There's a bit of "false precision" in the angular dimensions shown here, so consider these 3-decimal dimensions to be approximate.
There wasn't much point in changing our CAD software drawing defaults for this exercise.
To draw the reference lines and measure the angles, we imported the photos into our CAD software and "traced" the lines.
We did our best to eliminate parallax in the photos, but a bit remains, and with it, a bit of uncertainty.
Teach a Man to Fish
While the concept of angled shims is by no means revolutionary, we felt obligated to point out its efficacy in this particular application.
It's important to point out the importance of energy transfer and material interfaces. Cartridge designers take this very seriously, and one key assumption they make (and condition they test for), is the headshell material - whether it be removable, or integral with the arm wand.
The vast majority are aircraft grade aluminum, although there are some exceptions (stainless, wood, carbon fiber).
Change the cartridge interface and you have altered the cartridge design.

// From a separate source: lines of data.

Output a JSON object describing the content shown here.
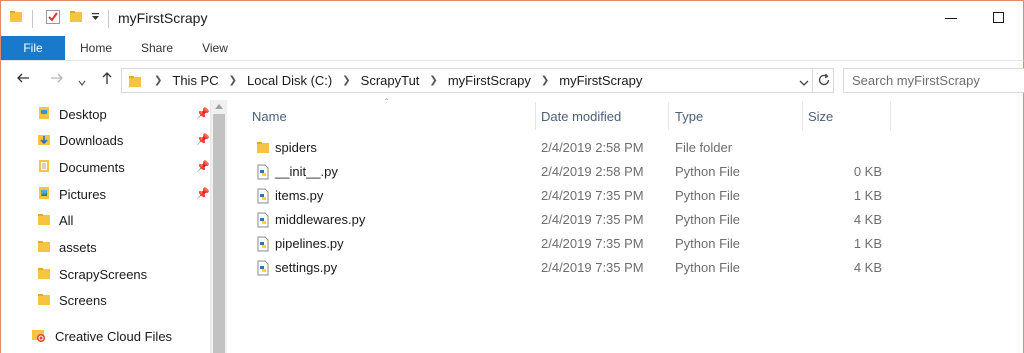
{
  "window": {
    "title": "myFirstScrapy",
    "minimize_icon": "minimize-icon",
    "maximize_icon": "maximize-icon"
  },
  "quick_access_toolbar": {
    "icons": [
      "folder-icon",
      "properties-check-icon",
      "new-folder-icon",
      "customize-dropdown-icon"
    ]
  },
  "ribbon": {
    "tabs": [
      "File",
      "Home",
      "Share",
      "View"
    ],
    "active_color": "#1979ca"
  },
  "navigation": {
    "back_icon": "back-arrow-icon",
    "forward_icon": "forward-arrow-icon",
    "up_icon": "up-arrow-icon",
    "breadcrumb": [
      "This PC",
      "Local Disk (C:)",
      "ScrapyTut",
      "myFirstScrapy",
      "myFirstScrapy"
    ],
    "dropdown_icon": "chevron-down-icon",
    "refresh_icon": "refresh-icon"
  },
  "search": {
    "placeholder": "Search myFirstScrapy",
    "value": ""
  },
  "sidebar": {
    "items": [
      {
        "label": "Desktop",
        "icon": "desktop-folder-icon",
        "pinned": true
      },
      {
        "label": "Downloads",
        "icon": "downloads-folder-icon",
        "pinned": true
      },
      {
        "label": "Documents",
        "icon": "documents-folder-icon",
        "pinned": true
      },
      {
        "label": "Pictures",
        "icon": "pictures-folder-icon",
        "pinned": true
      },
      {
        "label": "All",
        "icon": "folder-icon",
        "pinned": false
      },
      {
        "label": "assets",
        "icon": "folder-icon",
        "pinned": false
      },
      {
        "label": "ScrapyScreens",
        "icon": "folder-icon",
        "pinned": false
      },
      {
        "label": "Screens",
        "icon": "folder-icon",
        "pinned": false
      },
      {
        "label": "Creative Cloud Files",
        "icon": "creative-cloud-icon",
        "pinned": false
      }
    ]
  },
  "file_list": {
    "columns": [
      "Name",
      "Date modified",
      "Type",
      "Size"
    ],
    "sorted_by": "Name",
    "rows": [
      {
        "name": "spiders",
        "date": "2/4/2019 2:58 PM",
        "type": "File folder",
        "size": "",
        "icon": "folder-icon"
      },
      {
        "name": "__init__.py",
        "date": "2/4/2019 2:58 PM",
        "type": "Python File",
        "size": "0 KB",
        "icon": "python-file-icon"
      },
      {
        "name": "items.py",
        "date": "2/4/2019 7:35 PM",
        "type": "Python File",
        "size": "1 KB",
        "icon": "python-file-icon"
      },
      {
        "name": "middlewares.py",
        "date": "2/4/2019 7:35 PM",
        "type": "Python File",
        "size": "4 KB",
        "icon": "python-file-icon"
      },
      {
        "name": "pipelines.py",
        "date": "2/4/2019 7:35 PM",
        "type": "Python File",
        "size": "1 KB",
        "icon": "python-file-icon"
      },
      {
        "name": "settings.py",
        "date": "2/4/2019 7:35 PM",
        "type": "Python File",
        "size": "4 KB",
        "icon": "python-file-icon"
      }
    ]
  }
}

This may sound overblown, but every time we've made a radical departure in material interfaces, the sound has changed - whether it be a headshell shim, an armboard material, or a layer in our platters.
We mention this, because there are some services who will perform a remote setup for you, and they accomplish this by fabricating shims to set SRA and Azimuth.
We applaud this idea, but there's one important consideration (you guessed it) - the shim material. We advise asking them what material they use to fabricate these shims.
Last year, we considered fabricating "one-off" custom shims from 6061-T6 aluminum, but it this is both impractical (costly) as well as subject to long lead times. With the advent of 3D printing with metal, we may return to this at some point.
So, an alignment achieved with a composite shim may indeed improve your setup (alignment matters), but know that you are only part way there. The cartridge no longer behaves the way the designer tested it. You might get lucky, and the stars might align for you, but be aware that you're now in "design mode", with its inherent pitfalls.
Our preference is to teach you how to perform your own setups, although we realize that not everyone is inclined to this sort of activity. If you are up to it however, we're happy to guide you through the tool selection process along with relevant techniques, tips, tricks, and best practices we've established over time.
Our downloadable setup report has some tool information in the appendix, including a guide to fabricating your own azimuth gauge. Subscribers to our mailing list can download it. Scroll to the bottom of any of our web pages to sign up.
Perfection? Not in Our World
I need to restate: no tonearm is perfect, and I won’t be shy about pointing out anomalies as I encounter them.
Please take my criticisms in the collaborative spirit in which they’re offered.
In my “best tonearm” blog post, I comment about tonearms being tools, and depending on your work style, some may be a better solution for you than others.
The Kuzma 4Points and Schröder CB tonearms remain my reference tonearms, with Kuzma’s ease of adjustability being second to none (and matching their performance).
It took me 10 years to encounter this anomalous situation with the 4Point, and about an hour to fabricate a solution. The winners? Our customers.